|This article needs additional citations for verification. (September 2014)|
In classical Greece Hippeios Colonus (//; Greek: Ἵππειος Κολωνός, "Colonus of the Horses") was a deme about 1 km (0.62 mi) to the northwest of Athens, near Plato's Academy. There is also the Agoraios Kolonos (Ἀγοραῖος Κολωνός, "Colonus of the Agora"), a hillock by the Athens Agora on which the temple of Hephaestus still stands.
In the Athenian oligarchic revolution of 411, the oligarchs convened at the sanctuary of Poseidon Hippios at Colonus to frame their new constitution.
The modern neighbourhood is usually transliterated as Kolonos (Κολωνός is both the ancient and modern Greek word, unlike the latin Colonus) and it is a densely populated working-class district of the Municipality of Athens.
- At the beginning of Oedipus at Colonus by the playwright Sophocles, a character named Xenos describes the area to the blind outcast Oedipus. He claims that the area is sacred to the sea-god Poseidon and to Prometheus, the Titan who brought fire to mankind. It is also sacred to a former ruler and charioteer named Colonus, for whom the region was named and who is now venerated as a venerated hero-god. Later, Oedipus prays to the Eumenides to allow him to take refuge there. At the end of the play, Oedipus' death and burial are described, but his gravesite is to be kept secret to avoid desecration.
- The Gospel at Colonus by Lee Breuer is a modern adaptation of Sophocles' play employing gospel music.

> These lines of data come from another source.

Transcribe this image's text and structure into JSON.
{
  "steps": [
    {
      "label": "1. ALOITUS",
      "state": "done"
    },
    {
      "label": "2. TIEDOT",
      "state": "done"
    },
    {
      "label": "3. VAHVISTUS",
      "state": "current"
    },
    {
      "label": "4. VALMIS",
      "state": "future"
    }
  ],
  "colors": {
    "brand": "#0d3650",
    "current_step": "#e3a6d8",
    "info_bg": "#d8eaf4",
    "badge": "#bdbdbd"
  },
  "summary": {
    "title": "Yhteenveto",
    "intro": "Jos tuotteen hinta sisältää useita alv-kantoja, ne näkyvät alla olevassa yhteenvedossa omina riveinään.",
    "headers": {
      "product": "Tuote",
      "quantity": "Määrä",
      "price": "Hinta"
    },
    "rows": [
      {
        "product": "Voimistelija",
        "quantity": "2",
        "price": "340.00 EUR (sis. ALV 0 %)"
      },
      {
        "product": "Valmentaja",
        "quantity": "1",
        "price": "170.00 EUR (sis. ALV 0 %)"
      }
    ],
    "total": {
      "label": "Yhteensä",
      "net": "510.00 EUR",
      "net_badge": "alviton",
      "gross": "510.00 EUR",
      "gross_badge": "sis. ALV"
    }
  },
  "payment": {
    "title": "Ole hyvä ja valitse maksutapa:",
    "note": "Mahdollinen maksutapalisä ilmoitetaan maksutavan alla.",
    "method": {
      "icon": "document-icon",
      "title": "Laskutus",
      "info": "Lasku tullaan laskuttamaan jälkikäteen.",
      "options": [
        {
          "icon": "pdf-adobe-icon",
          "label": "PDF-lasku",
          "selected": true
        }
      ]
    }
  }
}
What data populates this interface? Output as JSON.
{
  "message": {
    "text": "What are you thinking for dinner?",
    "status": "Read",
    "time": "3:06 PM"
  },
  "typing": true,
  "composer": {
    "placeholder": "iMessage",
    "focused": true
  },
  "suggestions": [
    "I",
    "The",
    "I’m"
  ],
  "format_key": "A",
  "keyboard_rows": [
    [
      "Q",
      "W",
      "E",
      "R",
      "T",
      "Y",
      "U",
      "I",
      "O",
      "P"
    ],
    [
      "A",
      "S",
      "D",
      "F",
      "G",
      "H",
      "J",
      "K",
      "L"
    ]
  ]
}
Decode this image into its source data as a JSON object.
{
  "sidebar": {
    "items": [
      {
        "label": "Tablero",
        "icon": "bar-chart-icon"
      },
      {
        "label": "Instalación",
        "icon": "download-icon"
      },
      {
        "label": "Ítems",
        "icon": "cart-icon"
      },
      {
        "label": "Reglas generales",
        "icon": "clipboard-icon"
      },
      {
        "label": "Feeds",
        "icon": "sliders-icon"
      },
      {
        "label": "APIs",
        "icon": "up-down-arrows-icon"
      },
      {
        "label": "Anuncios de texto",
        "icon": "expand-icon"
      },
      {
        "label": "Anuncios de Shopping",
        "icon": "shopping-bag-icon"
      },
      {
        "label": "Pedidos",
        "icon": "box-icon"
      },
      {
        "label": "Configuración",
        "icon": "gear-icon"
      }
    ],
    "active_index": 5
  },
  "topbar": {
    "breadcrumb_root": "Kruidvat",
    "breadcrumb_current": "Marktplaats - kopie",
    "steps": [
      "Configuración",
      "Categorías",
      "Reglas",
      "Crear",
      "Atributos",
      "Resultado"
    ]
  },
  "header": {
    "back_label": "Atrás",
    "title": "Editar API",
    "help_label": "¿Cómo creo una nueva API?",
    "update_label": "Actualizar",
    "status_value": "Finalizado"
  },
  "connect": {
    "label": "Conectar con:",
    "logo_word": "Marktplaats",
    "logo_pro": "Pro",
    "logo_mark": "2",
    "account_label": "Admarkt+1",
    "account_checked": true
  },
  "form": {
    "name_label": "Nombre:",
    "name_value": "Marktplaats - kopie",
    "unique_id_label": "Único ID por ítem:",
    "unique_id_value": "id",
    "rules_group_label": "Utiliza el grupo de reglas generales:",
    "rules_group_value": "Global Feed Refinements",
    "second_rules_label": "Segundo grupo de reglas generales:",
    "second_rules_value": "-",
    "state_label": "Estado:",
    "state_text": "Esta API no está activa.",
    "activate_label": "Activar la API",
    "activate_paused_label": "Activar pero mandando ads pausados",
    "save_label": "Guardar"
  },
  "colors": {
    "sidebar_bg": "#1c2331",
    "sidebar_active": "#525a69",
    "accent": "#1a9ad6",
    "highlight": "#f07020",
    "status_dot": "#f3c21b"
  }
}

- "Greece Team Colors". rsssf.com. Retrieved 15 April 2015.
|This Attica location article is a stub. You can help Wikipedia by expanding it.|